Mark Anderson (14:04):
In addition to some support for moving instruction into online environments, CETL has continued to offer seminars on just regular instructional practice. Things like how to create equity-minded syllabi. And they continue to plan for the future in new faculty orientation for the fall, getting ready for onboarding our new colleagues that we've hired over the course of this academic year. So I think it's really important to acknowledge CETL, Lyda McCartin, Kim Black for all the efforts that they've put forward in helping us to transition our instruction from a traditional mode to the new mode, but also helping us recognize that we need to get ready for the future, and being prepared for the summer and in the fall. So I very much appreciate that. And that's all I have this morning, Dan.

Dan Maxey (14:59):
Great. Thank you, Mark. The final two reports that we normally host each day, we are going to start transitioning to reports as necessary. Kirk Leichliter wasn't planned to give a report this morning, but in light of technology behind bushes, I will ask Kirk if you can jump in and just remind everybody of what the protocol is for gaining access to facilities if you are a part of the lockdown.

Kirk Leichliter (15:28):
Sure. Good morning everyone. Mark's exactly right, for those one off access needs for things that were forgotten or remembered late, calling the police department is the way to go. They've been helping folks as necessary. We do believe that we have completed the card access system reprogramming necessary to match up to the list that we've been provided, so those one-offs would be through the police department.
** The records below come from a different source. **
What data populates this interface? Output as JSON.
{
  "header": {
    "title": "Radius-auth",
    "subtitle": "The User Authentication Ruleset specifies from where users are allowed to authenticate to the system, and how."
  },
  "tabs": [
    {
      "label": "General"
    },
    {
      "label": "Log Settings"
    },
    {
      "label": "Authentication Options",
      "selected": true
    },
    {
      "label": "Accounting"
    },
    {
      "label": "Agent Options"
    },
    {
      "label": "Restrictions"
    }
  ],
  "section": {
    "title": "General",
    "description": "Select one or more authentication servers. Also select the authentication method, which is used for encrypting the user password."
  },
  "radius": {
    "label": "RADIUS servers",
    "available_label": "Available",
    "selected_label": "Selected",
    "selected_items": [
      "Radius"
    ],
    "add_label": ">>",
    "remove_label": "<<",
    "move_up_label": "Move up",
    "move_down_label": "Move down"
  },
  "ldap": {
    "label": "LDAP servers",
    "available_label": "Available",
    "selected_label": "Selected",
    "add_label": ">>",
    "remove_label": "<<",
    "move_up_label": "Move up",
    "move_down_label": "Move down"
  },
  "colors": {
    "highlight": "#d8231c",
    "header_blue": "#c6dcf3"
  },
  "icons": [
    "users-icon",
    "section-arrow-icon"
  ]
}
Dan Maxey (15:57):
Great. Thank you, Kirk, and in the meantime I hope your grounds crews will be careful about mowing around MCB.

Kirk Leichliter (16:04):
No, I'll ask them to watch.
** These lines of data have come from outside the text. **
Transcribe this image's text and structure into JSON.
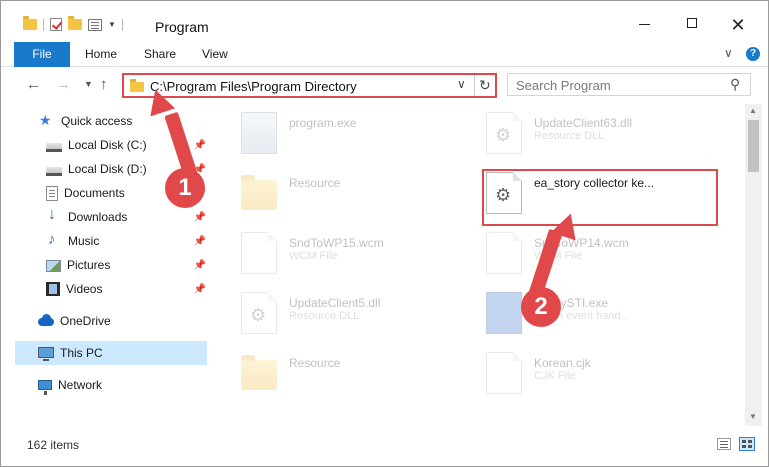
{
  "window": {
    "title": "Program",
    "controls": {
      "minimize": "minimize",
      "maximize": "maximize",
      "close": "✕"
    }
  },
  "ribbon": {
    "tabs": [
      "File",
      "Home",
      "Share",
      "View"
    ],
    "active_tab": "File",
    "accent": "#1979ca"
  },
  "address": {
    "path": "C:\\Program Files\\Program Directory",
    "search_placeholder": "Search Program"
  },
  "sidebar": {
    "items": [
      {
        "label": "Quick access",
        "icon": "star-icon",
        "pinned": false
      },
      {
        "label": "Local Disk (C:)",
        "icon": "drive-icon",
        "pinned": true
      },
      {
        "label": "Local Disk (D:)",
        "icon": "drive-icon",
        "pinned": true
      },
      {
        "label": "Documents",
        "icon": "documents-icon",
        "pinned": true
      },
      {
        "label": "Downloads",
        "icon": "download-icon",
        "pinned": true
      },
      {
        "label": "Music",
        "icon": "music-icon",
        "pinned": true
      },
      {
        "label": "Pictures",
        "icon": "pictures-icon",
        "pinned": true
      },
      {
        "label": "Videos",
        "icon": "videos-icon",
        "pinned": true
      },
      {
        "label": "OneDrive",
        "icon": "cloud-icon",
        "pinned": false
      },
      {
        "label": "This PC",
        "icon": "computer-icon",
        "pinned": false,
        "selected": true
      },
      {
        "label": "Network",
        "icon": "network-icon",
        "pinned": false
      }
    ]
  },
  "files": [
    {
      "name": "program.exe",
      "type": "",
      "icon": "exe-icon",
      "faded": true
    },
    {
      "name": "UpdateClient63.dll",
      "type": "Resource DLL",
      "icon": "dll-icon",
      "faded": true
    },
    {
      "name": "Resource",
      "type": "",
      "icon": "folder-icon",
      "faded": true
    },
    {
      "name": "ea_story collector ke...",
      "type": "",
      "icon": "gear-file-icon",
      "faded": false,
      "highlighted": true
    },
    {
      "name": "SndToWP15.wcm",
      "type": "WCM File",
      "icon": "file-icon",
      "faded": true
    },
    {
      "name": "SndToWP14.wcm",
      "type": "WCM File",
      "icon": "file-icon",
      "faded": true
    },
    {
      "name": "UpdateClient5.dll",
      "type": "Resource DLL",
      "icon": "dll-icon",
      "faded": true
    },
    {
      "name": "EasyySTI.exe",
      "type": "HT sh event hand...",
      "icon": "exe-icon",
      "faded": true
    },
    {
      "name": "Resource",
      "type": "",
      "icon": "folder-icon",
      "faded": true
    },
    {
      "name": "Korean.cjk",
      "type": "CJK File",
      "icon": "file-icon",
      "faded": true
    }
  ],
  "status": {
    "item_count": "162 items"
  },
  "annotations": {
    "step1": "1",
    "step2": "2",
    "color": "#e0484a"
  }
}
Dan Maxey (16:07):
The human resources report is one of the other reports that we'll move to an as needed basis, but Marshall Park does have a brief update this morning from one of our insurance providers and their plans for providing coverage related to COVID-19. Marshall.
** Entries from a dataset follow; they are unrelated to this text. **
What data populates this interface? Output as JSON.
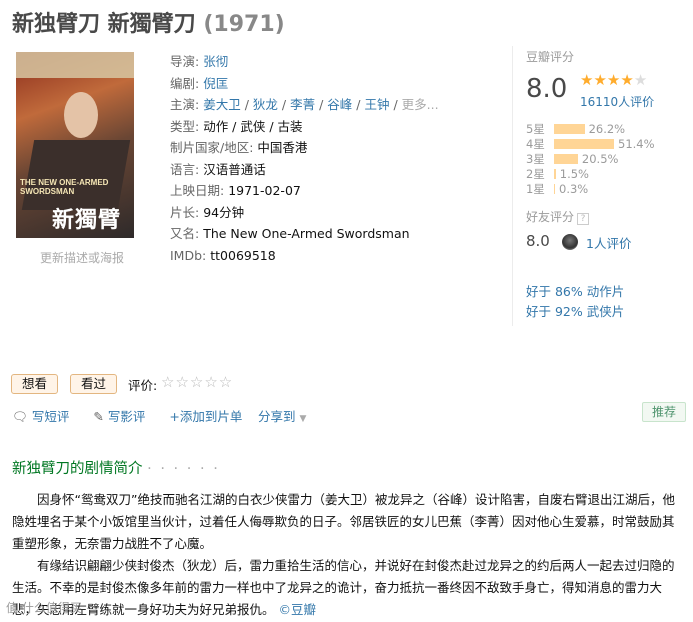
{
  "movie": {
    "title": "新独臂刀 新獨臂刀",
    "year": "(1971)"
  },
  "poster": {
    "update_link": "更新描述或海报",
    "art_text_main": "新獨臂刀",
    "art_text_sub": "THE NEW ONE-ARMED SWORDSMAN"
  },
  "info": {
    "director_label": "导演:",
    "director": "张彻",
    "writer_label": "编剧:",
    "writer": "倪匡",
    "cast_label": "主演:",
    "cast": [
      "姜大卫",
      "狄龙",
      "李菁",
      "谷峰",
      "王钟"
    ],
    "cast_sep": " / ",
    "cast_more": "更多...",
    "genre_label": "类型:",
    "genres": "动作 / 武侠 / 古装",
    "country_label": "制片国家/地区:",
    "country": "中国香港",
    "language_label": "语言:",
    "language": "汉语普通话",
    "release_label": "上映日期:",
    "release": "1971-02-07",
    "runtime_label": "片长:",
    "runtime": "94分钟",
    "aka_label": "又名:",
    "aka": "The New One-Armed Swordsman",
    "imdb_label": "IMDb:",
    "imdb": "tt0069518"
  },
  "rating": {
    "label": "豆瓣评分",
    "score": "8.0",
    "stars_full": 4,
    "stars_total": 5,
    "votes": "16110人评价",
    "distribution": [
      {
        "label": "5星",
        "pct": "26.2%",
        "value": 26.2
      },
      {
        "label": "4星",
        "pct": "51.4%",
        "value": 51.4
      },
      {
        "label": "3星",
        "pct": "20.5%",
        "value": 20.5
      },
      {
        "label": "2星",
        "pct": "1.5%",
        "value": 1.5
      },
      {
        "label": "1星",
        "pct": "0.3%",
        "value": 0.3
      }
    ],
    "bar_color": "#ffd596",
    "star_color": "#ffac2d"
  },
  "friends": {
    "label": "好友评分",
    "help": "?",
    "score": "8.0",
    "votes": "1人评价"
  },
  "better_than": [
    "好于 86% 动作片",
    "好于 92% 武侠片"
  ],
  "actions": {
    "want": "想看",
    "seen": "看过",
    "rate_label": "评价:",
    "rate_stars": "☆☆☆☆☆"
  },
  "tools": {
    "short_review": "写短评",
    "review": "写影评",
    "add_list": "+添加到片单",
    "share": "分享到",
    "recommend": "推荐"
  },
  "summary": {
    "title": "新独臂刀的剧情简介",
    "dots": "· · · · · ·",
    "paragraphs": [
      "因身怀“鸳鸯双刀”绝技而驰名江湖的白衣少侠雷力（姜大卫）被龙异之（谷峰）设计陷害，自废右臂退出江湖后，他隐姓埋名于某个小饭馆里当伙计，过着任人侮辱欺负的日子。邻居铁匠的女儿巴蕉（李菁）因对他心生爱慕，时常鼓励其重塑形象，无奈雷力战胜不了心魔。",
      "有缘结识翩翩少侠封俊杰（狄龙）后，雷力重拾生活的信心，并说好在封俊杰赴过龙异之的约后两人一起去过归隐的生活。不幸的是封俊杰像多年前的雷力一样也中了龙异之的诡计，奋力抵抗一番终因不敌致手身亡，得知消息的雷力大悲，矢志用左臂练就一身好功夫为好兄弟报仇。"
    ],
    "copyright": "©豆瓣"
  },
  "watermark": "值 什么值得买"
}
Marshall Parks (16:23):
Yeah, thanks Dan. I do have an update this morning for our faculty and exempt staff who are on our health insurance plan that I obviously hope they never have to use, but last evening Anthem announced that their members will not have to pay anything out of pocket if they get care for COVID-19 from doctors, hospitals, other healthcare professionals between April 1st and May 31st, and that includes testing. So no out-of-pocket costs for any of our faculty or staff on our health insurance if unfortunately they end up in that situation. They also extended through June 14th what I had announced last week, I believe it was, or early this week, that there's no charge for a telehealth visit with any doctor in their plan. So I think some really nice updates and good things for our faculty and staff who are on our insurance plans. So if anybody has any questions about that, feel free to call our office, and that's all I have today, Dan. Thanks.

Dan Maxey (17:24):
Great. Thank you, Marshall. Appreciate that update from our insurance providers. Thank you to everyone who's tuned in live and to the recording today. Going to turn the floor back over to President Feinstein. Andy.

President Feinstein (17:34):
Thanks, Dan. And I'd also like to thank everyone who presented today and provided updates. And as a reminder, we will not be meeting tomorrow or on Sunday, but we'll be back on Monday for another update. So stay safe, be healthy, and we'll see you here again on Monday morning. Take care everybody.